Source material:
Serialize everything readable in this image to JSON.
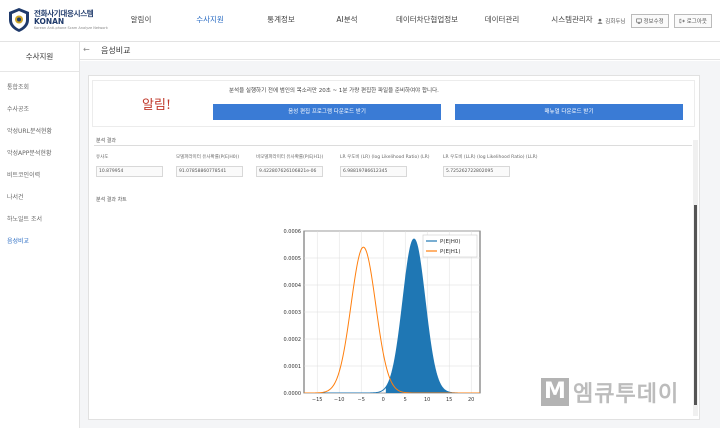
{
  "header": {
    "logo": {
      "title_ko": "전화사기대응시스템",
      "title_en": "KONAN",
      "subtitle": "Korean Anti-phone Scam Analyze Network"
    },
    "nav": [
      {
        "label": "알림이",
        "active": false
      },
      {
        "label": "수사지원",
        "active": true
      },
      {
        "label": "통계정보",
        "active": false
      },
      {
        "label": "AI분석",
        "active": false
      },
      {
        "label": "데이터차단협업정보",
        "active": false
      },
      {
        "label": "데이터관리",
        "active": false
      },
      {
        "label": "시스템관리자",
        "active": false
      }
    ],
    "user": {
      "name": "김회두님",
      "info_button": "정보수정",
      "logout_button": "로그아웃"
    }
  },
  "sidebar": {
    "title": "수사지원",
    "items": [
      {
        "label": "통합조회",
        "active": false
      },
      {
        "label": "수사공조",
        "active": false
      },
      {
        "label": "악성URL분석현황",
        "active": false
      },
      {
        "label": "악성APP분석현황",
        "active": false
      },
      {
        "label": "비트코인이력",
        "active": false
      },
      {
        "label": "나서건",
        "active": false
      },
      {
        "label": "하노일트 조서",
        "active": false
      },
      {
        "label": "음성비교",
        "active": true
      }
    ]
  },
  "page": {
    "title": "음성비교"
  },
  "alert": {
    "title": "알림!",
    "message": "분석을 실행하기 전에 범인의 목소리만 20초 ~ 1분 가량 편집한 파일을 준비하여야 합니다.",
    "button_1": "음성 편집 프로그램 다운로드 받기",
    "button_2": "매뉴얼 다운로드 받기"
  },
  "results": {
    "section_label": "분석 결과",
    "fields": [
      {
        "label": "유사도",
        "value": "10.879954"
      },
      {
        "label": "모델파라미터 유사확률(P(E|H0))",
        "value": "91.07858860778541"
      },
      {
        "label": "비모델파라미터 유사확률(P(E|H1))",
        "value": "9.422807626106821e-06"
      },
      {
        "label": "LR 우도비 (LR) (log Likelihood Ratio) (LR)",
        "value": "6.98819786612345"
      },
      {
        "label": "LR 우도비 (LLR) (log Likelihood Ratio) (LLR)",
        "value": "5.725262722802095"
      }
    ],
    "chart_section_label": "분석 결과 차트"
  },
  "chart_data": {
    "type": "area",
    "title": "",
    "xlabel": "",
    "ylabel": "",
    "xlim": [
      -18,
      22
    ],
    "ylim": [
      0,
      0.0006
    ],
    "xticks": [
      -15,
      -10,
      -5,
      0,
      5,
      10,
      15,
      20
    ],
    "ytick_labels": [
      "0.0000",
      "0.0001",
      "0.0002",
      "0.0003",
      "0.0004",
      "0.0005",
      "0.0006"
    ],
    "legend_position": "top-right",
    "series": [
      {
        "name": "P(E|H0)",
        "color": "#1f77b4",
        "mean": 7.0,
        "std": 2.5,
        "peak": 0.00057,
        "filled": true
      },
      {
        "name": "P(E|H1)",
        "color": "#ff7f0e",
        "mean": -4.5,
        "std": 2.8,
        "peak": 0.00054,
        "filled": false
      }
    ],
    "fill_right_of": 0.6
  },
  "watermark": {
    "letter": "M",
    "text": "엠큐투데이"
  }
}
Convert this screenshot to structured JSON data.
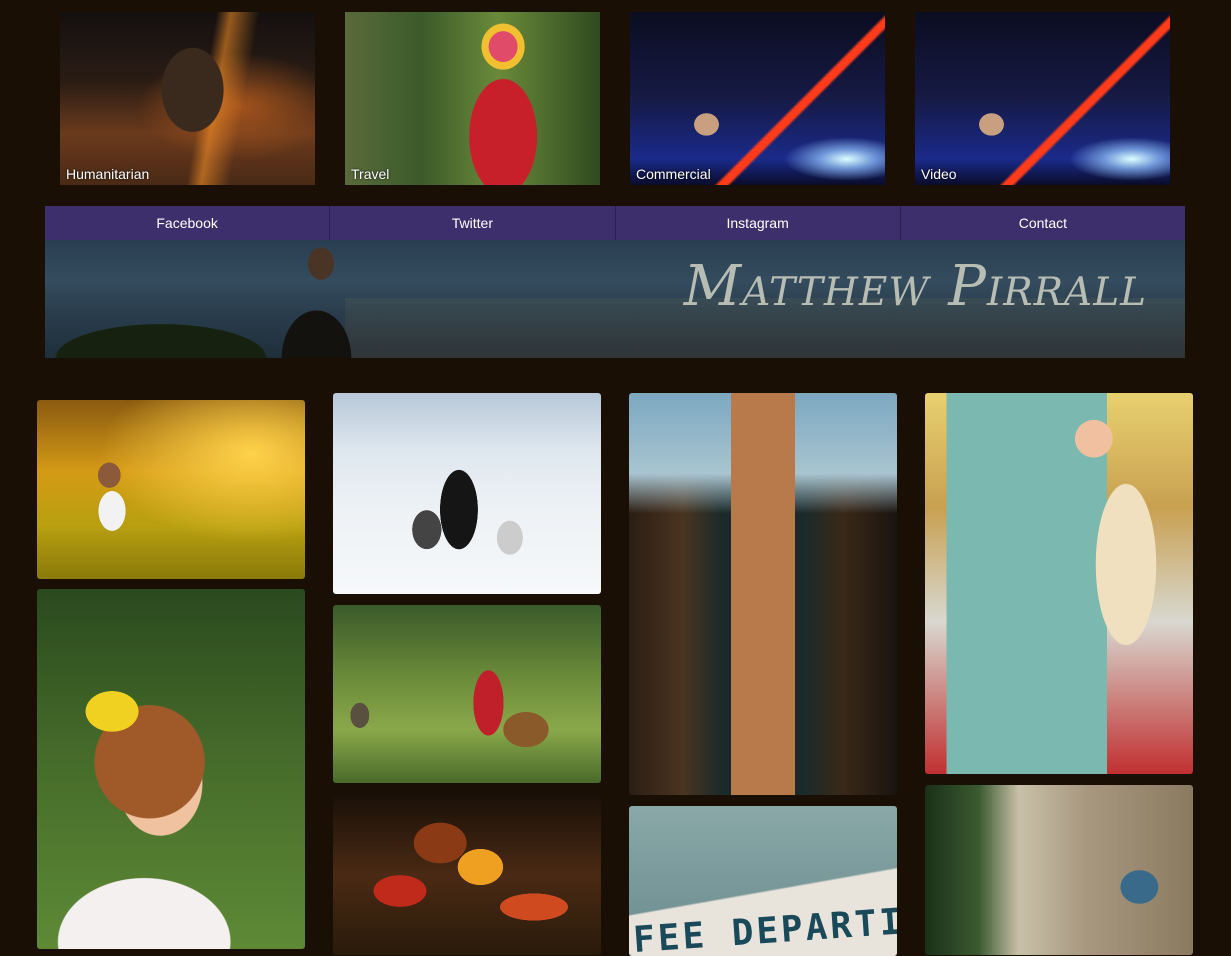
{
  "categories": [
    {
      "label": "Humanitarian",
      "art": "art-human"
    },
    {
      "label": "Travel",
      "art": "art-travel"
    },
    {
      "label": "Commercial",
      "art": "art-stage"
    },
    {
      "label": "Video",
      "art": "art-stage"
    }
  ],
  "nav": {
    "facebook": "Facebook",
    "twitter": "Twitter",
    "instagram": "Instagram",
    "contact": "Contact"
  },
  "banner": {
    "title": "Matthew Pirrall"
  },
  "gallery_sign_text": "FEE DEPARTI",
  "colors": {
    "background": "#1a0f05",
    "nav": "#3d2f6c",
    "banner_text": "#b8bdb4"
  }
}
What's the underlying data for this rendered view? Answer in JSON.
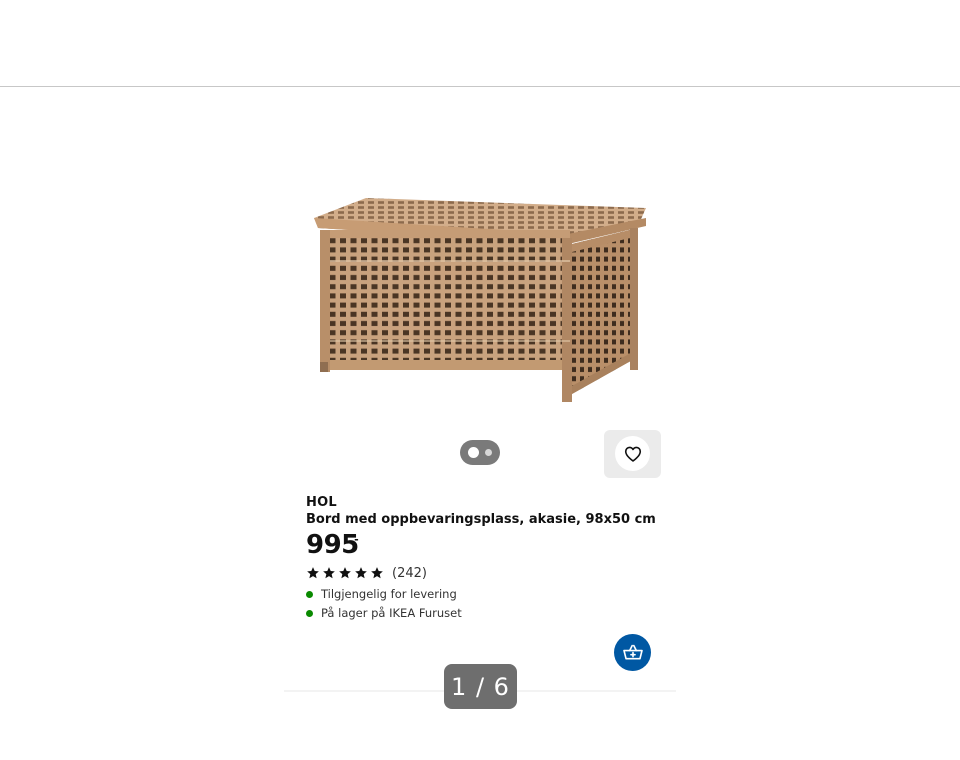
{
  "product": {
    "name": "HOL",
    "description": "Bord med oppbevaringsplass, akasie, 98x50 cm",
    "price": "995",
    "price_suffix": ",-",
    "rating": {
      "stars": 5,
      "review_count": "(242)"
    },
    "availability": [
      {
        "text": "Tilgjengelig for levering",
        "color": "#0a8a00"
      },
      {
        "text": "På lager på IKEA Furuset",
        "color": "#0a8a00"
      }
    ],
    "media_count": 2,
    "active_media": 1
  },
  "pager": {
    "label": "1 / 6"
  },
  "icons": {
    "favorite": "heart-icon",
    "add_to_cart": "cart-add-icon",
    "star": "star-icon"
  },
  "colors": {
    "accent": "#0058a3",
    "in_stock": "#0a8a00",
    "pager_bg": "#6e6e6e"
  }
}
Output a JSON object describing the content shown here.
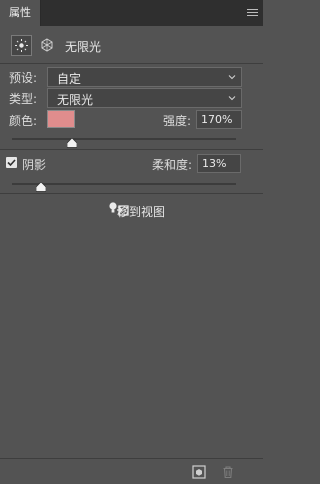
{
  "panel": {
    "tab_label": "属性"
  },
  "header": {
    "title": "无限光"
  },
  "preset": {
    "label": "预设:",
    "value": "自定"
  },
  "type": {
    "label": "类型:",
    "value": "无限光"
  },
  "color": {
    "label": "颜色:",
    "swatch_color": "#e08d8d"
  },
  "intensity": {
    "label": "强度:",
    "value": "170%",
    "slider_fraction": 0.27
  },
  "shadow": {
    "label": "阴影",
    "checked": true,
    "softness_label": "柔和度:",
    "softness_value": "13%",
    "slider_fraction": 0.13
  },
  "move_to_view": {
    "label": "移到视图",
    "icon": "move-to-view-icon"
  },
  "bottom_toolbar": {
    "icons": [
      "render-icon",
      "trash-icon"
    ]
  }
}
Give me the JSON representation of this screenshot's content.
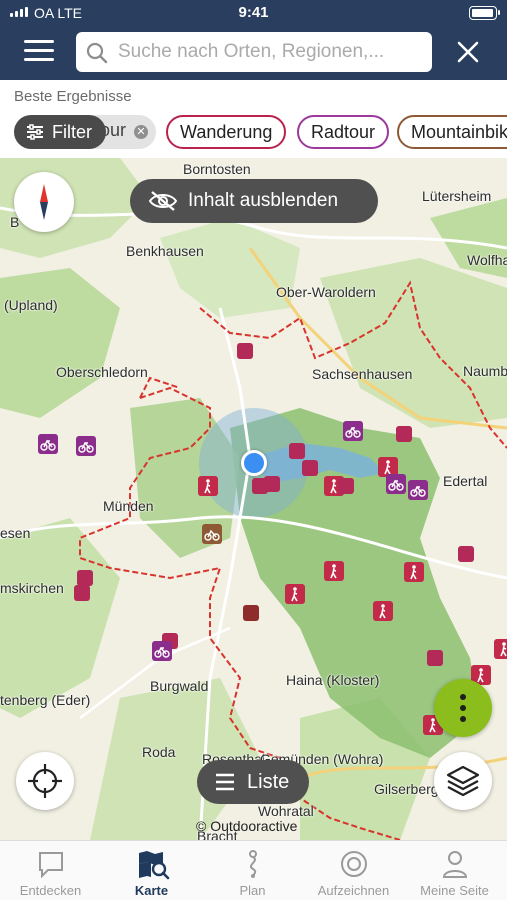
{
  "status_bar": {
    "carrier": "OA  LTE",
    "time": "9:41"
  },
  "header": {
    "search_placeholder": "Suche nach Orten, Regionen,...",
    "icons": {
      "menu": "hamburger-icon",
      "search": "search-icon",
      "close": "close-icon"
    }
  },
  "results_label": "Beste Ergebnisse",
  "filter": {
    "label": "Filter",
    "icon": "sliders-icon"
  },
  "chips": [
    {
      "label": "our",
      "removable": true
    },
    {
      "label": "Wanderung"
    },
    {
      "label": "Radtour"
    },
    {
      "label": "Mountainbike"
    }
  ],
  "map": {
    "hide_button": "Inhalt ausblenden",
    "list_button": "Liste",
    "copyright": "© Outdooractive",
    "places": [
      "Borntosten",
      "Lütersheim",
      "Benkhausen",
      "Wolfha",
      "(Upland)",
      "Ober-Waroldern",
      "Oberschledorn",
      "Sachsenhausen",
      "Naumb",
      "Edertal",
      "Münden",
      "esen",
      "mskirchen",
      "Burgwald",
      "Haina (Kloster)",
      "tenberg (Eder)",
      "Roda",
      "Rosenthal",
      "Gemünden (Wohra)",
      "Gilserberg",
      "Wohratal",
      "Bracht",
      "B"
    ],
    "colors": {
      "boundary": "#d8332c",
      "forest": "#a8cf86",
      "park": "#8cbf6e",
      "poi": "#b32a58",
      "action": "#8bbd1d"
    }
  },
  "tabs": [
    {
      "label": "Entdecken",
      "icon": "chat-bubble-icon",
      "active": false
    },
    {
      "label": "Karte",
      "icon": "map-search-icon",
      "active": true
    },
    {
      "label": "Plan",
      "icon": "route-plan-icon",
      "active": false
    },
    {
      "label": "Aufzeichnen",
      "icon": "record-icon",
      "active": false
    },
    {
      "label": "Meine Seite",
      "icon": "user-icon",
      "active": false
    }
  ]
}
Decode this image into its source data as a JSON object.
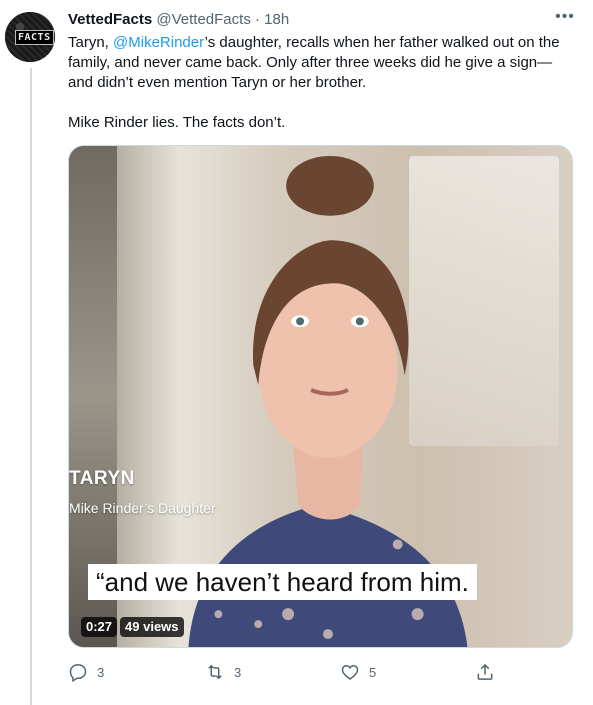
{
  "tweet": {
    "author_name": "VettedFacts",
    "handle": "@VettedFacts",
    "separator": "·",
    "time": "18h",
    "avatar_text": "FACTS",
    "text_line1_before": "Taryn, ",
    "mention": "@MikeRinder",
    "text_line1_after": "’s daughter, recalls when her father walked out on the family, and never came back. Only after three weeks did he give a sign—and didn’t even mention Taryn or her brother.",
    "text_line2": "Mike Rinder lies. The facts don’t.",
    "more_icon": "more-horizontal-icon"
  },
  "media": {
    "lower_third_name": "TARYN",
    "lower_third_role": "Mike Rinder’s Daughter",
    "caption": "“and we haven’t heard from him.",
    "duration": "0:27",
    "views": "49 views"
  },
  "actions": {
    "reply_count": "3",
    "retweet_count": "3",
    "like_count": "5",
    "reply_icon": "reply-icon",
    "retweet_icon": "retweet-icon",
    "like_icon": "heart-icon",
    "share_icon": "share-icon"
  }
}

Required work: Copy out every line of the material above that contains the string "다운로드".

Answer box:
    "button_1": "음성 편집 프로그램 다운로드 받기",
    "button_2": "매뉴얼 다운로드 받기"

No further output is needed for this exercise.